Several games involving a ball, be it hitting, kicking, throwing, etc., were often referred to as different forms of “football” in the 1800s. Football as we know it today oday became an official sport in 1863, when several English schools and clubs came together and formed the Football Association to establish a set of standard rules. Rugby was then known as “rugby football”, so the two had to be distinguished. Thereby, it became known as “Association Football” in England.

So how did it go from association football to football? The story is very similar to how pets get their nicknames. They start out as Emmitt Smith Jr., then it becomes Smitty, then Smitten Kitten… you know what I mean. Association football is a long word, and people don’t like it. It’s a lot of effort. So British players started calling it “assoc”, which turned into “assoccer”, and eventually “soccer” or “soccer football”.

We know why the British stopped using the name football. But why did the Americans keep it? In America, other sports began to emerge, one of which adopted the name football (from rugby football) and was the most popular sport in the country. So to distinguish football stuck for sport with the ball you kick, and football stuck for sport with the ball you throw.

Where does the word “soccer” come from?

This begs the question… where does the name come from? Soccer come then? The British like to say that what the Americans call football and they call American football or American football, makes no sense because it is mainly played with the hands. Should we then call it handball? Oh wait, that one is taken too. Then they argue that it should be called a hand egg because the shape isn’t your typical round ball shape. It didn’t catch on – at least not in America. (Fun fact: the people who invented the oval shape of the rugby ball and football were both European!) Rugby, soccer, and American football all evolved from the same sport, which was originally a sport that involved a bit more kicking.

Ok, so why didn’t he switch from rugby football to American rugby, instead of just football? This I cannot answer. However, a could argue that we call it football because of the length of the ball, which is about a foot. We measure using the imperial system, remember? (Which also started in Britain, but I digress.)

In summary:

Rugby has become “rugby” in England.

Association football has become “soccer” in England.

Rugby football arrived in the United States and evolved into another version of the game. This game became “soccer” in the United States and rugby became “rugby”.

Football came to the United States and remained “football”.

Football and soccer were used interchangeably in England until they realized they didn’t want to be associated with Americans and started calling it exclusively “soccer”.

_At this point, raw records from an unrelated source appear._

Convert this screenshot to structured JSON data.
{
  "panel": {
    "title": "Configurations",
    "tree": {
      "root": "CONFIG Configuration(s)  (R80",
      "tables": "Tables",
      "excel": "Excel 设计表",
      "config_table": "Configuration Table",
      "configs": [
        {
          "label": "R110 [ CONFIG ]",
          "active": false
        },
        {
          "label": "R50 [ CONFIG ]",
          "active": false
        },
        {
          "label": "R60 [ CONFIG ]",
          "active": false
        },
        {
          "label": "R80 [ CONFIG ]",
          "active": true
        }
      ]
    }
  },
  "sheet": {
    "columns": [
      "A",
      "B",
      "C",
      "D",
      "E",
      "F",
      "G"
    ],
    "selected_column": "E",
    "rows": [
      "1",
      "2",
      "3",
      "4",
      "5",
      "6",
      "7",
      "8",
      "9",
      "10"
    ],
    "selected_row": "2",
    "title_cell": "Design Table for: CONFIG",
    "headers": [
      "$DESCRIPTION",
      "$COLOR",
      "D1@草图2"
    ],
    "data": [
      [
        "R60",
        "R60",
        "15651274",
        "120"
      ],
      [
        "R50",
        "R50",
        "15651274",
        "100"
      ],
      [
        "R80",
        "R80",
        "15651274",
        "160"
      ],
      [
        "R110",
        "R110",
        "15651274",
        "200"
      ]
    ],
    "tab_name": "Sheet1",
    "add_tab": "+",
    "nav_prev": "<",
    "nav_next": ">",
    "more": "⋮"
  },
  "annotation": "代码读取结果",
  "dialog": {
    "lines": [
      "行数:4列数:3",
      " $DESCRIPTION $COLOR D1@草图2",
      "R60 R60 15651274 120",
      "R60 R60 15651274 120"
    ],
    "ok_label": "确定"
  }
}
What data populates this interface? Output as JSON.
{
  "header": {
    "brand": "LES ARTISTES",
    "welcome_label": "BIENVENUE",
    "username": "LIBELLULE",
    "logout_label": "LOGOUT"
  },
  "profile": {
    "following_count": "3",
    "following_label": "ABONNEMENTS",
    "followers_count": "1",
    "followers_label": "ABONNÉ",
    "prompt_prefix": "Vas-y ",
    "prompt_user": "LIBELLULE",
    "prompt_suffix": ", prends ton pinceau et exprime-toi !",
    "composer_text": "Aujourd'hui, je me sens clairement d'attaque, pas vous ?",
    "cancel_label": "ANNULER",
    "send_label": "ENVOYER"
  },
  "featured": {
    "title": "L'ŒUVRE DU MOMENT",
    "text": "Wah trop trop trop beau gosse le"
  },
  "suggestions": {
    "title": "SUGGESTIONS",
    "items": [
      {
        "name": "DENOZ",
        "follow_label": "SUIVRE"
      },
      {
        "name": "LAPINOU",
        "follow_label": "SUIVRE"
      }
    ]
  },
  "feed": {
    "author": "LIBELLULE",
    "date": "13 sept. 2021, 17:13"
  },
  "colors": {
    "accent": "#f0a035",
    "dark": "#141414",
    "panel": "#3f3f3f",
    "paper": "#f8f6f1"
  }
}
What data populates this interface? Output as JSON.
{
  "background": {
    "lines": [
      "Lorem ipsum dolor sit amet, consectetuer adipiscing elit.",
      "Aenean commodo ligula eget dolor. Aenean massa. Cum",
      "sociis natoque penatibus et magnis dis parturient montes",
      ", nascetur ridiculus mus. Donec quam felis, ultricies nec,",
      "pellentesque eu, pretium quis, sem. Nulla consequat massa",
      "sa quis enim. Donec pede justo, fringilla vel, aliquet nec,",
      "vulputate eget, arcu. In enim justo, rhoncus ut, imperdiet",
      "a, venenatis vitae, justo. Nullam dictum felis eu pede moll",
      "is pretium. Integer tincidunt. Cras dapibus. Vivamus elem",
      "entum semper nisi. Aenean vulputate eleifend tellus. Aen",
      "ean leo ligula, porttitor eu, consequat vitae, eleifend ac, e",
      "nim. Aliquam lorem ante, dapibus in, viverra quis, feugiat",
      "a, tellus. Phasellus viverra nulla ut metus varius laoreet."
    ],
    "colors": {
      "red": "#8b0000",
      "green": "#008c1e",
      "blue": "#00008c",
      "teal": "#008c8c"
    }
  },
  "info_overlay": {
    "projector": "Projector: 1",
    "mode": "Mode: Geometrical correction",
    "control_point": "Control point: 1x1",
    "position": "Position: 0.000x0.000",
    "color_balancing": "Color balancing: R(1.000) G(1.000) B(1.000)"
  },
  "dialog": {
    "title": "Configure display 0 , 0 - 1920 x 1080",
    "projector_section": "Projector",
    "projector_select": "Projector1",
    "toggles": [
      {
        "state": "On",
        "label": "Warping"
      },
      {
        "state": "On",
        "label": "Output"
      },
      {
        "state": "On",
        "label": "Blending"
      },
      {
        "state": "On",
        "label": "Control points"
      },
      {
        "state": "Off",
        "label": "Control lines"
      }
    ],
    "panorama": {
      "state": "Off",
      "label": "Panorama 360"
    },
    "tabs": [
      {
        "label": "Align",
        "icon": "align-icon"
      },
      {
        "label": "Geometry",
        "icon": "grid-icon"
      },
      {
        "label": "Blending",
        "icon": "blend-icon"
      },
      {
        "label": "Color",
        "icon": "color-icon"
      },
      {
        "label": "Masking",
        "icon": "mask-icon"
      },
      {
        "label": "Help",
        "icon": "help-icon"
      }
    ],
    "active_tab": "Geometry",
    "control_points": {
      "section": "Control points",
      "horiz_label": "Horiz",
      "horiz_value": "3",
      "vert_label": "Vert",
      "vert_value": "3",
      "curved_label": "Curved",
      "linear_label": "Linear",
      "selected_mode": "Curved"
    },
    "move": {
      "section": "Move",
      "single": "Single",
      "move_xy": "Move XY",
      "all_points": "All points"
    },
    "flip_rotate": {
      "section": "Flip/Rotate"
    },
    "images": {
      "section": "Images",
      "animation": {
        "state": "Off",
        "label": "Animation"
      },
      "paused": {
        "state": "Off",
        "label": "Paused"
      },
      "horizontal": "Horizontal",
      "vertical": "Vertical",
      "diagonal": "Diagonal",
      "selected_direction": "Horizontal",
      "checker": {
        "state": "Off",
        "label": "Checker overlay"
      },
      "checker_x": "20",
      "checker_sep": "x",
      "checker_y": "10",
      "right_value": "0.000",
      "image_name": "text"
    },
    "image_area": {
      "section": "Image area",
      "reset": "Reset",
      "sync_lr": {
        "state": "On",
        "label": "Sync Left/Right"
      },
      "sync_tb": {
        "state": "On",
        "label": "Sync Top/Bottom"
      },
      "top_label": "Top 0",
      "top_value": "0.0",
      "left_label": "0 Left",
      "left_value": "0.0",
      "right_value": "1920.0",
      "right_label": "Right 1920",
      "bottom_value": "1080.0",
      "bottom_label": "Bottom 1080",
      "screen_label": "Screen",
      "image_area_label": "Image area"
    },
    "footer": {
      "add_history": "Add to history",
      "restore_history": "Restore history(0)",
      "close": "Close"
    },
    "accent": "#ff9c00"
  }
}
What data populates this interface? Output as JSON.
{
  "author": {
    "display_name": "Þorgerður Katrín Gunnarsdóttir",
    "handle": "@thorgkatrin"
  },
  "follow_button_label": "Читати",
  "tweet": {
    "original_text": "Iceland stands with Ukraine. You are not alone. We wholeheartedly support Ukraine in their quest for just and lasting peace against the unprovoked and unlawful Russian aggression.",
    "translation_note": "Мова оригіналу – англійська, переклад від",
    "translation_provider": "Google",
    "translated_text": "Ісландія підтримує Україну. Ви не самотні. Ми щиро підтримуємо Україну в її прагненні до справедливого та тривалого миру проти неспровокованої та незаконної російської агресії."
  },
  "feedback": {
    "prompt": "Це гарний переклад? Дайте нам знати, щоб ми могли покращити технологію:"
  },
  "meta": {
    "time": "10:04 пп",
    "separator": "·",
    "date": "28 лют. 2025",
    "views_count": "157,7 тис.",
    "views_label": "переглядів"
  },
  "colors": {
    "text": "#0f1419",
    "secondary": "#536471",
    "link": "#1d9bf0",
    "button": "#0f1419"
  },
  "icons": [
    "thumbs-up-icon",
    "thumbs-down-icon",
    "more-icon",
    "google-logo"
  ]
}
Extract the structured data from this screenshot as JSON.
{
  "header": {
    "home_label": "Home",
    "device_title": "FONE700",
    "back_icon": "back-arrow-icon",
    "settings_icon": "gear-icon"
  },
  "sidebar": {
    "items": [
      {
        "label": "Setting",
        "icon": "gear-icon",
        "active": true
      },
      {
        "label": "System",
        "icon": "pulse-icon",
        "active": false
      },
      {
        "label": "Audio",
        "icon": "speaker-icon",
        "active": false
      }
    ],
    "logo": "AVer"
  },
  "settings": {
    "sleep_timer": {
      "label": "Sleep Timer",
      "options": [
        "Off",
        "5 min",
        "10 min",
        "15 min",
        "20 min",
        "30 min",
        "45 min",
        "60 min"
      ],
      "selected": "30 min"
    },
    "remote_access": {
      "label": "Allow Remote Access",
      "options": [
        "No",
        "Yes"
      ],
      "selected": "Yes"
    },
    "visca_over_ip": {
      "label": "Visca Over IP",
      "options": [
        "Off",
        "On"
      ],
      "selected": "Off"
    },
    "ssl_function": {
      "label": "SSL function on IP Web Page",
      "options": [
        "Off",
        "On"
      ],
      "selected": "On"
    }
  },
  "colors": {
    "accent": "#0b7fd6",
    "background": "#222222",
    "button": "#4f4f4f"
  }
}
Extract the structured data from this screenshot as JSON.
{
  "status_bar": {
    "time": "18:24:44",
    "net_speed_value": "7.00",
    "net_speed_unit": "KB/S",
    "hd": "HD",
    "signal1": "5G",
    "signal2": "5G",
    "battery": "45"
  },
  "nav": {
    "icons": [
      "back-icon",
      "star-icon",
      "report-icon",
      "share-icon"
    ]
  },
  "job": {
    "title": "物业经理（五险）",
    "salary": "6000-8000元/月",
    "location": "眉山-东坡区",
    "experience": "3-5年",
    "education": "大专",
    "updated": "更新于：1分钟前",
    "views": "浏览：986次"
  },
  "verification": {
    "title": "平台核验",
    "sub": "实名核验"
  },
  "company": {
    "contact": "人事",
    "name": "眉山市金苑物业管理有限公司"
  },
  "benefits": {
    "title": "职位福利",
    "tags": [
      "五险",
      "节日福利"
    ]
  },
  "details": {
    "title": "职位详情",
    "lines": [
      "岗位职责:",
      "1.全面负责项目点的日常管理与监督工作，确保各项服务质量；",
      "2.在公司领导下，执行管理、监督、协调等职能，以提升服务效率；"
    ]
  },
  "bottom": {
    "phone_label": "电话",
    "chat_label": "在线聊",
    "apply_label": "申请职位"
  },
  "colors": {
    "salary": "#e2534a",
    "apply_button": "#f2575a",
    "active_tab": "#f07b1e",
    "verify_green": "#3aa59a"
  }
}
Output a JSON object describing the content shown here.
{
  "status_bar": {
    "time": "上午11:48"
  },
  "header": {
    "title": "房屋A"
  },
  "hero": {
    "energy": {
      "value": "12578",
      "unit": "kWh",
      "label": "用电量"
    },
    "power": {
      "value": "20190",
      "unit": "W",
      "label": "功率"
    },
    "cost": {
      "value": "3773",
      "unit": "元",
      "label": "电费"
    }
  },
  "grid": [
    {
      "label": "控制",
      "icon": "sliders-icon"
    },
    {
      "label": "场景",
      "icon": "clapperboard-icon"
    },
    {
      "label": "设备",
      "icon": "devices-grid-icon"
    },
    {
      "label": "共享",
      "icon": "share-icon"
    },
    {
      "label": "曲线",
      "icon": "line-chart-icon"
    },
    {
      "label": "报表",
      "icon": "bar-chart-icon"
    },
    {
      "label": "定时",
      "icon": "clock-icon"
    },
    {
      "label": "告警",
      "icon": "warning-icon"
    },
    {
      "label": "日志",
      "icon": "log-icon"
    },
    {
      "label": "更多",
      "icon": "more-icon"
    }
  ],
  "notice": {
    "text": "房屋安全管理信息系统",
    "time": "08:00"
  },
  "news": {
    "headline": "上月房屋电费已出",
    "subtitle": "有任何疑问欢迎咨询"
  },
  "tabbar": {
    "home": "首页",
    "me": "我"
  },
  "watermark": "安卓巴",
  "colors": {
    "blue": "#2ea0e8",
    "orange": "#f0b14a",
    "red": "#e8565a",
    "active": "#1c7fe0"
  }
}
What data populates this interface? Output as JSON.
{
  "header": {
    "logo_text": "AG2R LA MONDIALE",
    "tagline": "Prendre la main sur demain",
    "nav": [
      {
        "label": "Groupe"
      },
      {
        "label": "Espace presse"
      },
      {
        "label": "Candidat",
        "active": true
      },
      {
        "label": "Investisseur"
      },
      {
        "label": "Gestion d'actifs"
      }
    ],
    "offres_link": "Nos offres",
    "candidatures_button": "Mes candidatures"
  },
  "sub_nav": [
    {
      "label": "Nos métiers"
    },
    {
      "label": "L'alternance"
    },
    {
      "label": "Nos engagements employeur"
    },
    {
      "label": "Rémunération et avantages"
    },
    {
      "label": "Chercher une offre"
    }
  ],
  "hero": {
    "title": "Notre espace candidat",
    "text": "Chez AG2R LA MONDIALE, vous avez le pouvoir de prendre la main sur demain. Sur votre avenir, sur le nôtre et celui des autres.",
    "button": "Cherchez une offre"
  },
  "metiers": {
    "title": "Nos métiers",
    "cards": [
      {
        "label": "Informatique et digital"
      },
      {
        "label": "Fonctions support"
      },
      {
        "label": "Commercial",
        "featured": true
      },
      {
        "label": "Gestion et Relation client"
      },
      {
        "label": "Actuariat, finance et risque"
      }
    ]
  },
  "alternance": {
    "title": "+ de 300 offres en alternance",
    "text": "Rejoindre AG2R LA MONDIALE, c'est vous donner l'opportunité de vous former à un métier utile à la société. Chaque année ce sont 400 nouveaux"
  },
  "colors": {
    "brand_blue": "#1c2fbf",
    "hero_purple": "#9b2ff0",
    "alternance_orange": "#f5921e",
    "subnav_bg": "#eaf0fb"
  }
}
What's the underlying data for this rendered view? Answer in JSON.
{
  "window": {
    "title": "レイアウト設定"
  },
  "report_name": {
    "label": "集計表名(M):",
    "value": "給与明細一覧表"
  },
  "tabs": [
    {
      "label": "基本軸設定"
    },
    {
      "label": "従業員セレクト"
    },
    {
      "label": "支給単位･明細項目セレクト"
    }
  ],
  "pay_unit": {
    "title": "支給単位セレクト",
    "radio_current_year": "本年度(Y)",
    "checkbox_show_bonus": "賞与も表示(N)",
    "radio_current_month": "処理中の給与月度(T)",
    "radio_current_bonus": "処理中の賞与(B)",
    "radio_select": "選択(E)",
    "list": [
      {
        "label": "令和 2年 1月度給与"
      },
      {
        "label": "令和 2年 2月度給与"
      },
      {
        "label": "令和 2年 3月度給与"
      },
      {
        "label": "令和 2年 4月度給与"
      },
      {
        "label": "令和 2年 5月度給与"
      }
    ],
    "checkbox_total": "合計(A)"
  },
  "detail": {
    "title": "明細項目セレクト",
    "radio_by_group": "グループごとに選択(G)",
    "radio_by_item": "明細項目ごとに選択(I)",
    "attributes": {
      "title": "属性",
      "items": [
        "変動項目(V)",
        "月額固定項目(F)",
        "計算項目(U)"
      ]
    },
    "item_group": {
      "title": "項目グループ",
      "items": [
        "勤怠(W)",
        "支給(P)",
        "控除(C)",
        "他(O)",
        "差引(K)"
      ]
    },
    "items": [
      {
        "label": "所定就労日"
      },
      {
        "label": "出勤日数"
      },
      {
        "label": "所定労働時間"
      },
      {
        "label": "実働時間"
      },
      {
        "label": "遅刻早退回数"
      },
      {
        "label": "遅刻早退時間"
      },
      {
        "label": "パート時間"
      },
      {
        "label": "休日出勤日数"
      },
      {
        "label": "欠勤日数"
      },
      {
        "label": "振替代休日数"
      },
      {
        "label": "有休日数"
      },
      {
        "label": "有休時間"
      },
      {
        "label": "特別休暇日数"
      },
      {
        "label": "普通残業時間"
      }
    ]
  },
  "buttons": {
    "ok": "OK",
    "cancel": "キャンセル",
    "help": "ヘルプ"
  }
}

The British are now mocking the Americans for using football.

Hope this clarifies things for you if you have ever wondered where this big difference between football and soccer came from.